Across the records, count every line that includes "true" and give the number by itself.

** Opening Records provided block **

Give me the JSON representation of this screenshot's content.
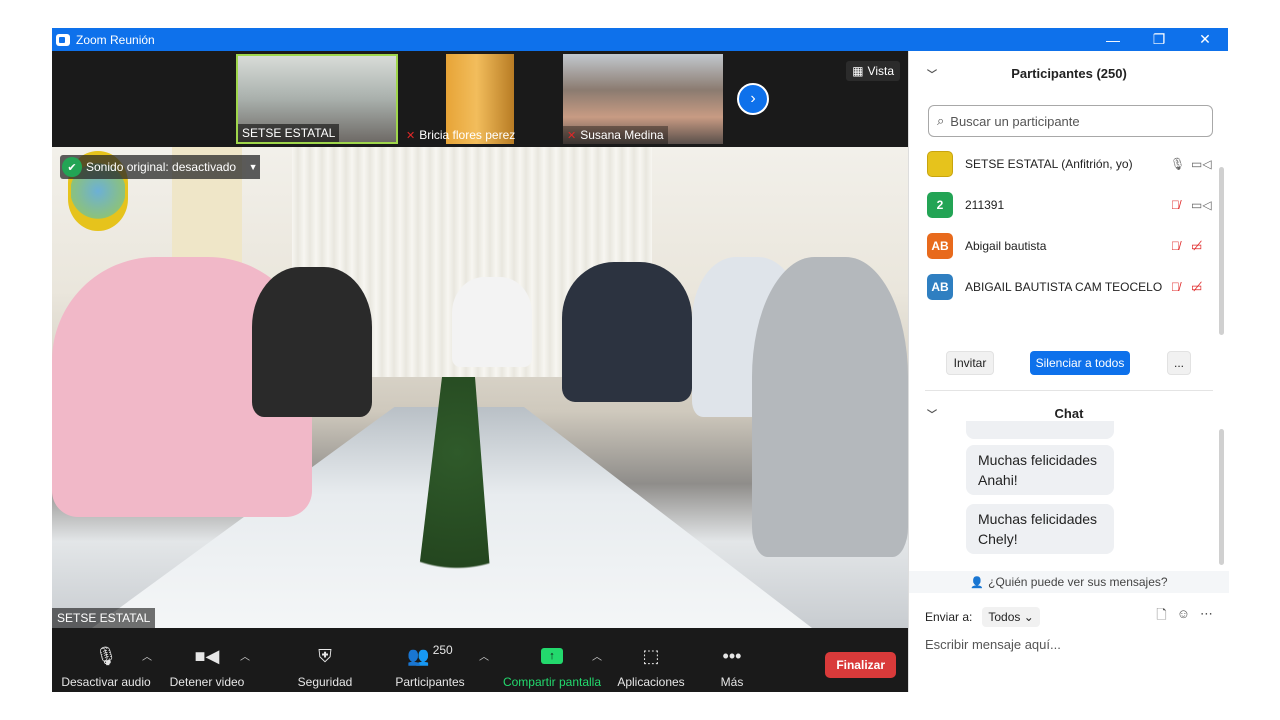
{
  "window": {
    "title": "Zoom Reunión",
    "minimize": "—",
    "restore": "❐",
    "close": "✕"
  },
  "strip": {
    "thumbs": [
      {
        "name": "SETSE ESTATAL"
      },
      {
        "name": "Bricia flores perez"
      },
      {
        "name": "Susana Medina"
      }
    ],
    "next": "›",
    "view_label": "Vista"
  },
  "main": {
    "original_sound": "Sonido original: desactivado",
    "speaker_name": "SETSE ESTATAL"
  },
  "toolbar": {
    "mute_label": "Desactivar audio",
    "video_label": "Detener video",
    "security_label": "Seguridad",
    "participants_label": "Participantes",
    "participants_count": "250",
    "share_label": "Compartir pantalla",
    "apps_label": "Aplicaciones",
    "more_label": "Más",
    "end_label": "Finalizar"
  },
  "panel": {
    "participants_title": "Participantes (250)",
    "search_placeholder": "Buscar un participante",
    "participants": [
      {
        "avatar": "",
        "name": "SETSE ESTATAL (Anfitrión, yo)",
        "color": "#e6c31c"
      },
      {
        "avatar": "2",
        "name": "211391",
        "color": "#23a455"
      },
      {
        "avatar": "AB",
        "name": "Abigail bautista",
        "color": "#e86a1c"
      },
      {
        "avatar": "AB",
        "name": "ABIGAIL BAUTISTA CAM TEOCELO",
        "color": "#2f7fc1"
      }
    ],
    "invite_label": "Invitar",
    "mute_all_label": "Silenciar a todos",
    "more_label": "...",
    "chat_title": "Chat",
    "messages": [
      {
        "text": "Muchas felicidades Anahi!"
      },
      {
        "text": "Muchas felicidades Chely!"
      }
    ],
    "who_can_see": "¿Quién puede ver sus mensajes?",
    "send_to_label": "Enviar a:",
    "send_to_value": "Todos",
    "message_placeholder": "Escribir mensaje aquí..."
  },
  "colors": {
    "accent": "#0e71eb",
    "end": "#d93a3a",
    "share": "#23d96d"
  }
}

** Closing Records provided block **
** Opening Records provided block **

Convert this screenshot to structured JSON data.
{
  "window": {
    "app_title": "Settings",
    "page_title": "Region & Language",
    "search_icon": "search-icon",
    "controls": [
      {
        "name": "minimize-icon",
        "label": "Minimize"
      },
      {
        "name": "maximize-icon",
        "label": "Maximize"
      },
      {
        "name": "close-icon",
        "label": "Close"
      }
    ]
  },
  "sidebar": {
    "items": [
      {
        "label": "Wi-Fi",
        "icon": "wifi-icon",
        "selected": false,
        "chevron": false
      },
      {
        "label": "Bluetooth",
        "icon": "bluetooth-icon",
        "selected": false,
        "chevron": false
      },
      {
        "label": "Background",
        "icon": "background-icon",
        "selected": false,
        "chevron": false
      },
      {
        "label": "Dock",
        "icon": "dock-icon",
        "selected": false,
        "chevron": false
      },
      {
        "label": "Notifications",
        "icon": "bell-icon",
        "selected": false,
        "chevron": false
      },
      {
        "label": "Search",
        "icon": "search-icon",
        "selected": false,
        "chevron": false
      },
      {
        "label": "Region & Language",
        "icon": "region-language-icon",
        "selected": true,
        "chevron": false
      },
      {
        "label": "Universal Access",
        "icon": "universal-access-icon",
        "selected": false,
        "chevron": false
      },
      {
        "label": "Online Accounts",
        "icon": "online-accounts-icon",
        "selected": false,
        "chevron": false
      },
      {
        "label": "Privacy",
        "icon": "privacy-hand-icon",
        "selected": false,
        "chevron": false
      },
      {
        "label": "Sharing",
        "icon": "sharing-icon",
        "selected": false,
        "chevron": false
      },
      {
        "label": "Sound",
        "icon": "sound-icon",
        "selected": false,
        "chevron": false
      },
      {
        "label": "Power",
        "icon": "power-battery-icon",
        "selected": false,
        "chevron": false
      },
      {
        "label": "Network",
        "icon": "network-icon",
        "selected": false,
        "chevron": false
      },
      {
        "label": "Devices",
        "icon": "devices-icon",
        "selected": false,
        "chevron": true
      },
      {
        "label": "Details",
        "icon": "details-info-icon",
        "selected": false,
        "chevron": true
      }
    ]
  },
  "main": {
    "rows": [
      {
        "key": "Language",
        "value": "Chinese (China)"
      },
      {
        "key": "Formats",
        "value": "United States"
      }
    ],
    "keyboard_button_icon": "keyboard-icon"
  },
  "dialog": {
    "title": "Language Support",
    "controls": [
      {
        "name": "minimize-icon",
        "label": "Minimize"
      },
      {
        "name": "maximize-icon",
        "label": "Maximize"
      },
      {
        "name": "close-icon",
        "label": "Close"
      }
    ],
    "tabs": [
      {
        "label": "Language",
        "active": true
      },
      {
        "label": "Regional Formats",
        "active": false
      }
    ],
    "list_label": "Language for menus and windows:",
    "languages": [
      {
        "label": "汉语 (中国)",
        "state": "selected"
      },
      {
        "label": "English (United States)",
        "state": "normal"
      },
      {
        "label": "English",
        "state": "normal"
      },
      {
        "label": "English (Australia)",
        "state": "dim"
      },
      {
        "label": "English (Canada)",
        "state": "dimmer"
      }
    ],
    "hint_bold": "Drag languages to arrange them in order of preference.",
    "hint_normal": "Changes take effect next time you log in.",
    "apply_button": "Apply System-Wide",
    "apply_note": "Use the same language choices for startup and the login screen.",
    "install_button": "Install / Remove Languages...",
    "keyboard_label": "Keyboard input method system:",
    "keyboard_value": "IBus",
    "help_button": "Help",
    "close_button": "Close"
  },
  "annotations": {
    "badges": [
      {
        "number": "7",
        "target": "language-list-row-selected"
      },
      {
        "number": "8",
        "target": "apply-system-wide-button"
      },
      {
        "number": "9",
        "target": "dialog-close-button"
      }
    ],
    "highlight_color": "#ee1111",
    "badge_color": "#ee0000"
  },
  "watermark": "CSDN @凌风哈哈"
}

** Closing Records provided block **

*Answer*:
4